"I would like to explain."
It is a phrase Colin Craig has uttered several times as he is examined, questioned and tested by two lawyers representing his former press secretary.
The former Conservative Party leader and Rachel MacGregor are suing each other over several defamation claims in the wake of New Zealand's 2014 general election.
It is yet another court proceeding following the unceremonious end to Craig's political career.
Craig, sitting in the witness box surrounded by weighty bundles of stacked evidence, is again airing the nature of his personal and professional relationship with MacGregor.
The 50-year-old has previously talked extensively about his bond with MacGregor, who was his press secretary from 2011 to 2014.
She was hired three months before the 2011 general election and resigned only two days before the 2014 election, later filing a sexual harassment complaint.
The accountant by trade would write MacGregor, a former TVNZ journalist, letters and poems - parts of which have been read again to the High Court this week.
"I have decided to share a little glimpse of the 'Creative Colin'," one of Craig's poems reads.
It was titled Two of Me.
"There is only one of me it's true
"But I wish this were not the case
"Because I wish that I could have you
"If instead one man, I was two
"That would be one for all the others
"And one of me, for you."
Craig's cross-examination by one of MacGregor's lawyers, Hayden Wilson, began yesterday and will enter a third day tomorrow.
It is reminiscent of when Craig cross-examined MacGregor for two days during the multi-millionaire's defamation trial with Whale Oil blogger Cameron Slater last May.
But Craig, who is representing himself as he did in the Slater trial, will again have his chance to question MacGregor under cross-examination after she takes the stand to testify later this week.
In the current trial, which began on Monday, Craig argues MacGregor defamed him three times.
Firstly by what MacGregor told New Zealand Taxpayers' Union founder Jordan Williams, then in a media release by MacGregor in June 2015, and also in a tweet on the same day.
A confidential settlement between Craig and MacGregor was reached in May 2015, but rumours quickly surfaced and were made public.
In 2016, Craig was ordered to pay MacGregor more than $120,000 by the Human Rights Review Tribunal after it ruled he breached the confidentiality agreement in interviews with the press.
MacGregor's lawyers, who include Linda Clark, claim she was defamed in four instances.
Twice in two press conferences held by Craig, in a booklet titled Dirty Politics and Hidden Agendas which was delivered to 1.6 million Kiwi households, and in a letter to Conservative Party members.
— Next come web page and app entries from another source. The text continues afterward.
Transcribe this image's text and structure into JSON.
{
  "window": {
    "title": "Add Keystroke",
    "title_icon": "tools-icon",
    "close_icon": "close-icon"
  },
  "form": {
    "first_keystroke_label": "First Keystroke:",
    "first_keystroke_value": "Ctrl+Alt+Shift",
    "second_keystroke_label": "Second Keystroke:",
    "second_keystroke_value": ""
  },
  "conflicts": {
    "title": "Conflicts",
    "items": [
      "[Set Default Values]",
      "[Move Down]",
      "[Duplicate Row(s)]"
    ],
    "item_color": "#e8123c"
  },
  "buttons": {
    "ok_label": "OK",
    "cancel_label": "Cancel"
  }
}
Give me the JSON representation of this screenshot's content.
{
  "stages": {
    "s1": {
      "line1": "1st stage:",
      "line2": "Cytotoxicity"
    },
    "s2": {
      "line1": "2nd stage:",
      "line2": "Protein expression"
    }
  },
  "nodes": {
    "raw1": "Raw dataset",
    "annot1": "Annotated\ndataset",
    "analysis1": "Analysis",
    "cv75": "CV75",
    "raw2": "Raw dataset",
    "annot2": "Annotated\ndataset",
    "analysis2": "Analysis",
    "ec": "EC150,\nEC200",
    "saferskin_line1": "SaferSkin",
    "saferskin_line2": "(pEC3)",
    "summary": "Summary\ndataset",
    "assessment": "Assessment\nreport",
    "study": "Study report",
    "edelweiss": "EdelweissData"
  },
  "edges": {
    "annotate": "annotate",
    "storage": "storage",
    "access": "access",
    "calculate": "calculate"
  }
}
Wilson said Craig defamed MacGregor by alleging she made false claims of sexual harassment.
MacGregor's defence to Craig's claims will draw upon honest opinion, qualified common law privilege, truth and defence against attack.
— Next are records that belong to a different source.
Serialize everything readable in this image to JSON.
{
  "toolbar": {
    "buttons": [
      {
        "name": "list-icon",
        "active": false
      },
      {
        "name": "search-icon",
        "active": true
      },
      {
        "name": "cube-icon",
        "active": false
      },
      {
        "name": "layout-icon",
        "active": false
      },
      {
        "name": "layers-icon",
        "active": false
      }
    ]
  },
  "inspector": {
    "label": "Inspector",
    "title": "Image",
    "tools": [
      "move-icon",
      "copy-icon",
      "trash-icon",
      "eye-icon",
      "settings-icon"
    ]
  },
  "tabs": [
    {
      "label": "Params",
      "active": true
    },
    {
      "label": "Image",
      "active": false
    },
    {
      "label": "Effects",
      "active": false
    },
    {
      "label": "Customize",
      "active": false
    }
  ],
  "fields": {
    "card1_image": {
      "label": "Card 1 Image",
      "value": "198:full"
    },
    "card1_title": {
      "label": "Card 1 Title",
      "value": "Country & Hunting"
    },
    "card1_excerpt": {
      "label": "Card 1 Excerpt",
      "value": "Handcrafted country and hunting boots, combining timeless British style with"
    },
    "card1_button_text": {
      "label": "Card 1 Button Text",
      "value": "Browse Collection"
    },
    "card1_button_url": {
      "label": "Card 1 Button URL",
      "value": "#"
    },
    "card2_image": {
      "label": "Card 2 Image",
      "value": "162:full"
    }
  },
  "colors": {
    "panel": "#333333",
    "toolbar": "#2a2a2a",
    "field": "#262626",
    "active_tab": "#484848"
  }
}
Craig's defence to MacGregor's claims initially relied on arguments of defence against attack and public interest.
He had forgotten, almost comically, what presiding judge Justice Anne Hinton described as "your main defence".
"Your main defence is truth, your main defence is just not pleaded," Justice Hinton laughed when addressing the issue yesterday.
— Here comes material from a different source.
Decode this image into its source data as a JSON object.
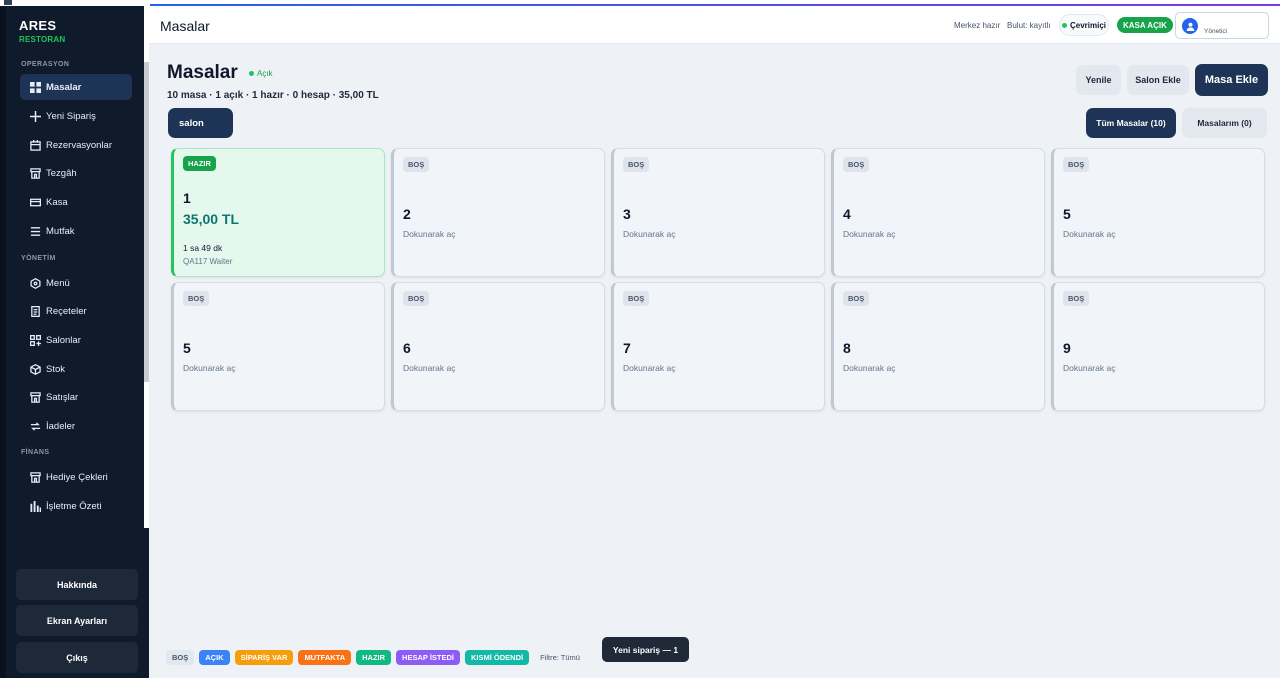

Justice Hinton allowed Craig to amend his pleadings.
Craig has also had defamation proceedings against what he calls the trio of "schemers" who plotted against him - as he described in his booklet.
An interview in the booklet with a Mr X, purported to be an anonymous whistleblower, also outlined Craig's case against Jordan Williams, Conservative Party board member John Stringer, and Cameron Slater.
However, it later emerged Craig was Mr X and talking about himself in the third person.
Justice Kit Toogood is yet to release his decision on the Craig and Slater proceeding, while Craig's case with Williams is now before the Supreme Court.
The Craig and MacGregor trial, which is due to last two weeks, continues.